At the end of October I was behind the Buffalo and Erie County Historical Museum taking pictures around Mirror Lake. There were all kinds of people around photographing the leaves in full Fall color along with rocks and anything else that came into focus.

Then I went back last weekend after the book sale. Gloomy day, dreary pictures. Only other people I saw were walking a dog.

Maybe it looks better in the snow. Or maybe I'll wait until Spring...

Sunday, November 29, 2009

St. John's Evangelical / Immanuel German Evangelical / Theosophical Society

Skirmishes within churches are nothing new, and the one that occurred at 85 Amherst Street in 1899 was one for the books. St. John's Evangelical Church located was officially organized in 1851, and the present day building was built in 1890 (it appears that something has been chiseled off over the doorways, perhaps by a newer congregation, but I could be wrong).

Shortly thereafter is when things got interesting, to say the least. St. John's had been established by German immigrants and conducted services in German. However by the early 1900's the younger members wanted English language services. Reverend William Von Gerichten did not speak English. A schism soon developed.

The "Boxers" felt that since the pastor didn't speak English he should be paid less. The others disagreed. A meeting was scheduled to discuss the problem. The pastor's group barricaded the doors to keep the Boxers out. The police were called and during the excitement that followed the Boxers climbed in through a window, held the meeting, and voted to dismiss the pastor.

The pastor and his supporters built a new church at 70 Military, corner of Glor, not all that far away from their original house of worship. Architect W. S. Brickell designed the new Immanuel German Evangelical Church which was built in 1904. Four years later Von Gerichten died, and by 1915 English services were introduced.

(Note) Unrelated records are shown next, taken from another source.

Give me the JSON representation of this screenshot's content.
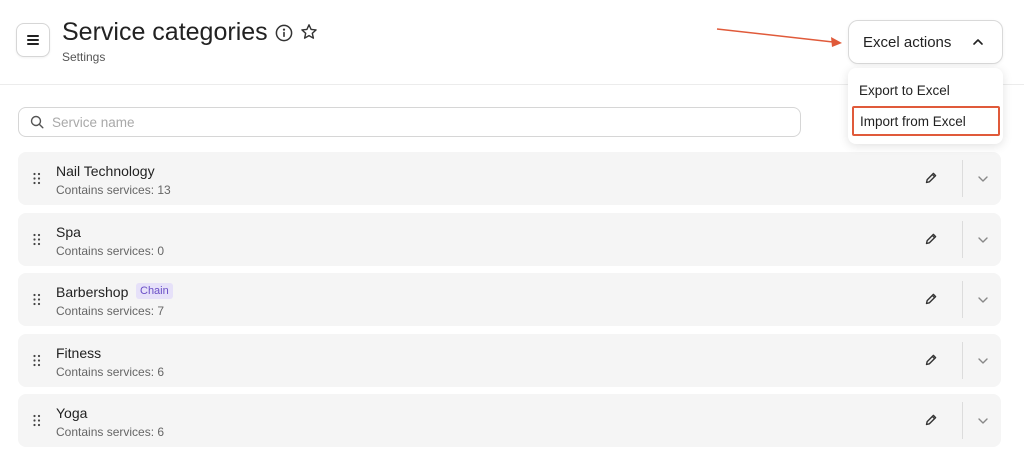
{
  "header": {
    "title": "Service categories",
    "subtitle": "Settings",
    "icons": {
      "menu": "hamburger-icon",
      "info": "info-icon",
      "favorite": "star-icon"
    }
  },
  "excel": {
    "button_label": "Excel actions",
    "menu_items": [
      {
        "label": "Export to Excel"
      },
      {
        "label": "Import from Excel",
        "highlighted": true
      }
    ],
    "highlight_color": "#e05a3a"
  },
  "search": {
    "placeholder": "Service name",
    "value": ""
  },
  "categories": [
    {
      "name": "Nail Technology",
      "count_text": "Contains services: 13",
      "badge": ""
    },
    {
      "name": "Spa",
      "count_text": "Contains services: 0",
      "badge": ""
    },
    {
      "name": "Barbershop",
      "count_text": "Contains services: 7",
      "badge": "Chain"
    },
    {
      "name": "Fitness",
      "count_text": "Contains services: 6",
      "badge": ""
    },
    {
      "name": "Yoga",
      "count_text": "Contains services: 6",
      "badge": ""
    }
  ],
  "colors": {
    "row_bg": "#f5f5f5",
    "badge_text": "#6a4fc6",
    "badge_bg": "#e6e1f9"
  }
}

Today the church building is maintained by the Theosophical Society. Although I had thought it sounded like a new age group, its origins can be traced back to 1875.

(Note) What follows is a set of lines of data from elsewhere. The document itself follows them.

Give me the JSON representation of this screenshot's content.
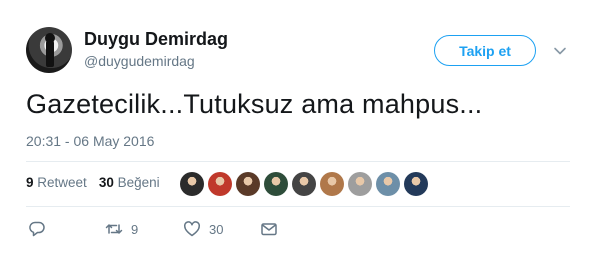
{
  "user": {
    "name": "Duygu Demirdag",
    "handle": "@duygudemirdag"
  },
  "follow_button": {
    "label": "Takip et"
  },
  "tweet": {
    "text": "Gazetecilik...Tutuksuz ama mahpus...",
    "timestamp": "20:31 - 06 May 2016"
  },
  "stats": {
    "retweets_count": "9",
    "retweets_label": "Retweet",
    "likes_count": "30",
    "likes_label": "Beğeni"
  },
  "likers": [
    {
      "color": "#2b2b2b"
    },
    {
      "color": "#c0392b"
    },
    {
      "color": "#5a3a28"
    },
    {
      "color": "#2e4d3a"
    },
    {
      "color": "#444444"
    },
    {
      "color": "#b0784a"
    },
    {
      "color": "#9e9e9e"
    },
    {
      "color": "#6d8fa8"
    },
    {
      "color": "#233a5a"
    }
  ],
  "actions": {
    "reply_count": "",
    "retweet_count": "9",
    "like_count": "30"
  },
  "colors": {
    "accent": "#1da1f2",
    "secondary_text": "#657786",
    "divider": "#e6ecf0"
  }
}
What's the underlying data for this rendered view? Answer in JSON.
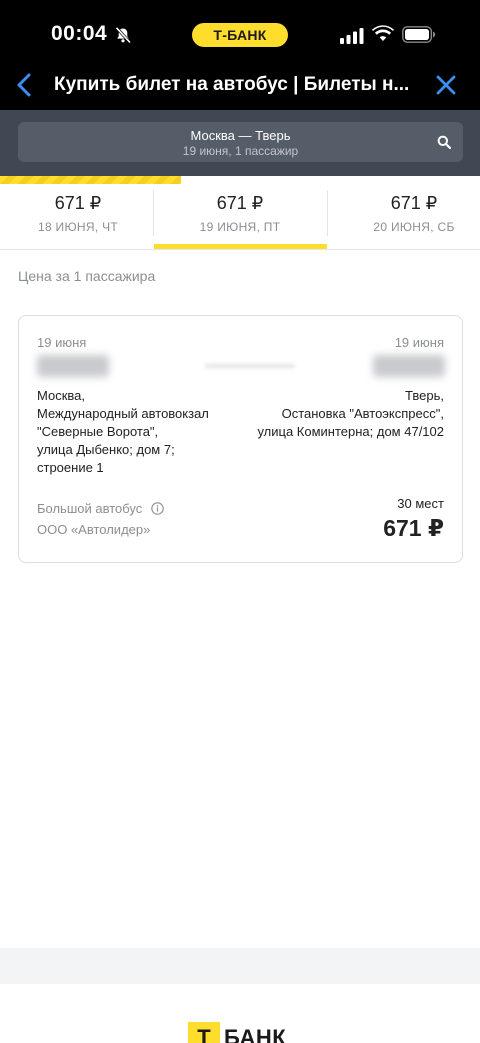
{
  "status_bar": {
    "time": "00:04",
    "brand_pill": "Т-БАНК",
    "icons": [
      "bell-muted-icon",
      "signal-icon",
      "wifi-icon",
      "battery-icon"
    ]
  },
  "nav": {
    "title": "Купить билет на автобус | Билеты н...",
    "back_icon": "chevron-left-icon",
    "close_icon": "close-icon"
  },
  "search": {
    "route": "Москва — Тверь",
    "details": "19 июня, 1 пассажир",
    "icon": "search-icon"
  },
  "date_tabs": [
    {
      "price": "671 ₽",
      "day": "18 ИЮНЯ, ЧТ",
      "selected": false
    },
    {
      "price": "671 ₽",
      "day": "19 ИЮНЯ, ПТ",
      "selected": true
    },
    {
      "price": "671 ₽",
      "day": "20 ИЮНЯ, СБ",
      "selected": false
    }
  ],
  "price_note": "Цена за 1 пассажира",
  "trip": {
    "departure_date": "19 июня",
    "arrival_date": "19 июня",
    "departure_address": [
      "Москва,",
      "Международный автовокзал",
      "\"Северные Ворота\",",
      "улица Дыбенко; дом 7;",
      "строение 1"
    ],
    "arrival_address": [
      "Тверь,",
      "Остановка \"Автоэкспресс\",",
      "улица Коминтерна; дом 47/102"
    ],
    "bus_type": "Большой автобус",
    "operator": "ООО «Автолидер»",
    "seats": "30 мест",
    "price": "671 ₽"
  },
  "footer": {
    "logo_mark": "Т",
    "logo_text": "БАНК"
  },
  "colors": {
    "accent": "#ffdd2d",
    "header_bg": "#000000",
    "search_bg": "#404854",
    "link_blue": "#3b8ff0"
  }
}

From a survey of religious forces conducted in 1910 (using the results of censuses taken in 1890 and 1900):

"A circular, issued for the information of inquirers by the general secretary of the American section, states that the society is unsectarian and interferes with no person's religious belief. Another circular, entitled "An Epitome of Theosophy,"... states that some of the fundamental propositions of Theosophy, or " Wisdom Religion," are:

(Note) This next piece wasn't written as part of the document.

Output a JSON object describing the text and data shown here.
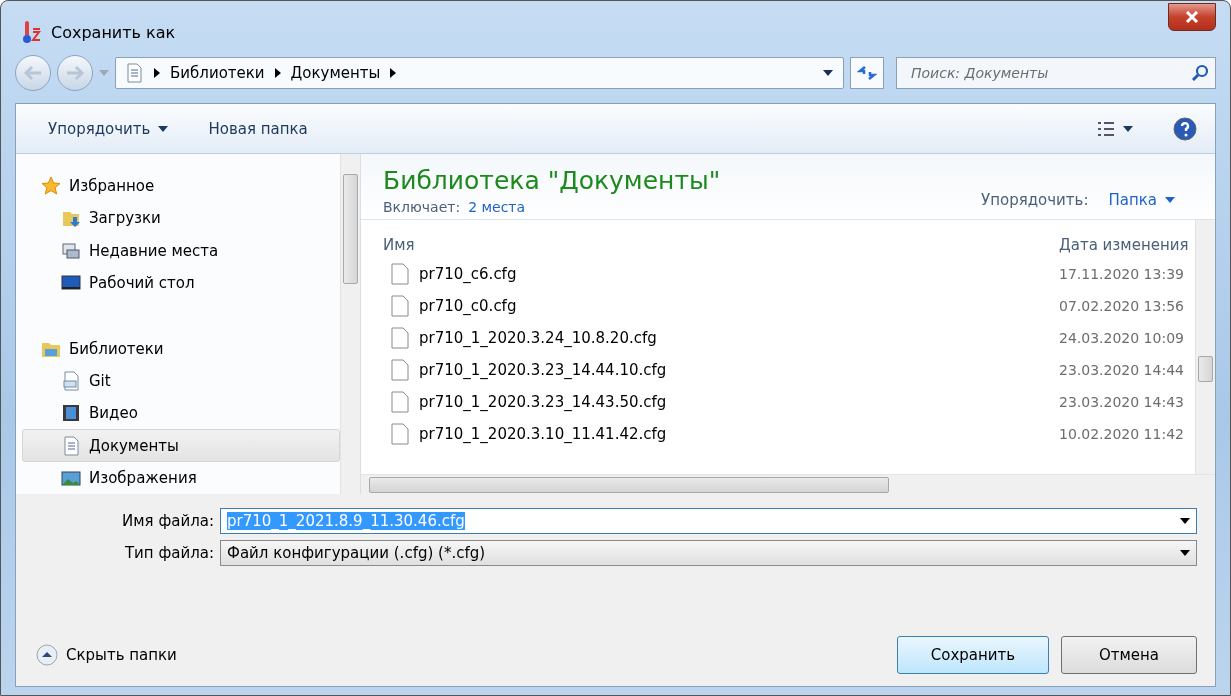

That the spirit in man is the only real and permanent portion of his being ; that between the spirit and the intellect is a " plane of consciousness in which experiences are noted," and that this spiritual nature is " as susceptible of culture as the body or intellect " ; that spiritual culture is only attainable as the grosser interests and passions of the flesh are subordinate ; that men, systematically trained,may, by their interior faculties, " attain to clear insight into the immaterial, spiritual world " ; that, as a result of this spiritual training, men become able to perform works usually called " miraculous."
Quite a change over the years. Somehow I think those who resisted English a hundred years ago would be astounded.